> [Requirement]: Every line of the entries below that carries the string "Algorithm" should be copied.

(Data about app and page elements)
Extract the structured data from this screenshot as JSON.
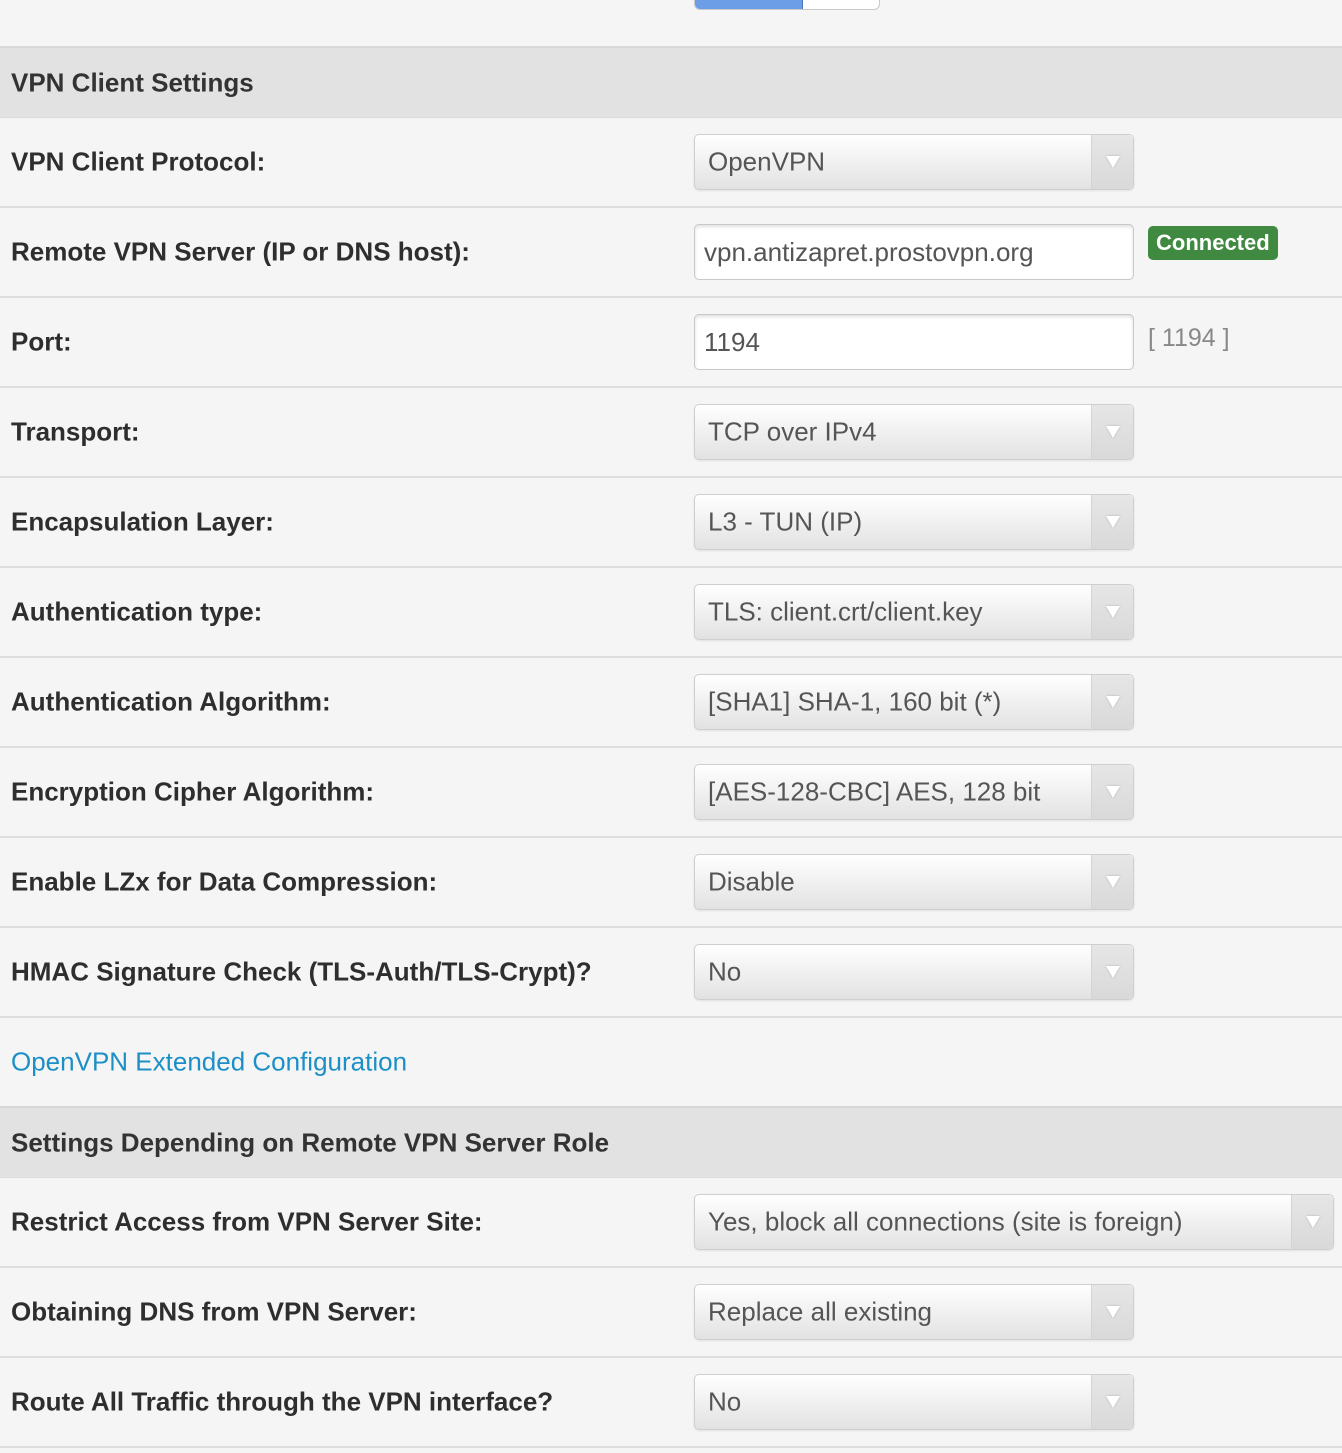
{
  "top_toggle": {
    "state": "on"
  },
  "sections": {
    "client": {
      "title": "VPN Client Settings"
    },
    "role": {
      "title": "Settings Depending on Remote VPN Server Role"
    }
  },
  "rows": {
    "protocol": {
      "label": "VPN Client Protocol:",
      "value": "OpenVPN"
    },
    "server": {
      "label": "Remote VPN Server (IP or DNS host):",
      "value": "vpn.antizapret.prostovpn.org",
      "status": "Connected"
    },
    "port": {
      "label": "Port:",
      "value": "1194",
      "default_hint": "[ 1194 ]"
    },
    "transport": {
      "label": "Transport:",
      "value": "TCP over IPv4"
    },
    "encapsulation": {
      "label": "Encapsulation Layer:",
      "value": "L3 - TUN (IP)"
    },
    "auth_type": {
      "label": "Authentication type:",
      "value": "TLS: client.crt/client.key"
    },
    "auth_alg": {
      "label": "Authentication Algorithm:",
      "value": "[SHA1] SHA-1, 160 bit (*)"
    },
    "cipher": {
      "label": "Encryption Cipher Algorithm:",
      "value": "[AES-128-CBC] AES, 128 bit"
    },
    "lzx": {
      "label": "Enable LZx for Data Compression:",
      "value": "Disable"
    },
    "hmac": {
      "label": "HMAC Signature Check (TLS-Auth/TLS-Crypt)?",
      "value": "No"
    },
    "restrict": {
      "label": "Restrict Access from VPN Server Site:",
      "value": "Yes, block all connections (site is foreign)"
    },
    "dns": {
      "label": "Obtaining DNS from VPN Server:",
      "value": "Replace all existing"
    },
    "route_all": {
      "label": "Route All Traffic through the VPN interface?",
      "value": "No"
    }
  },
  "links": {
    "extended_config": "OpenVPN Extended Configuration"
  },
  "colors": {
    "badge_connected": "#3f8a40",
    "link": "#1c8fc6",
    "section_bg": "#e2e2e2",
    "toggle_on": "#6c9ee8"
  }
}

> [Result of this exercise]:
      "label": "Authentication Algorithm:",
      "label": "Encryption Cipher Algorithm:",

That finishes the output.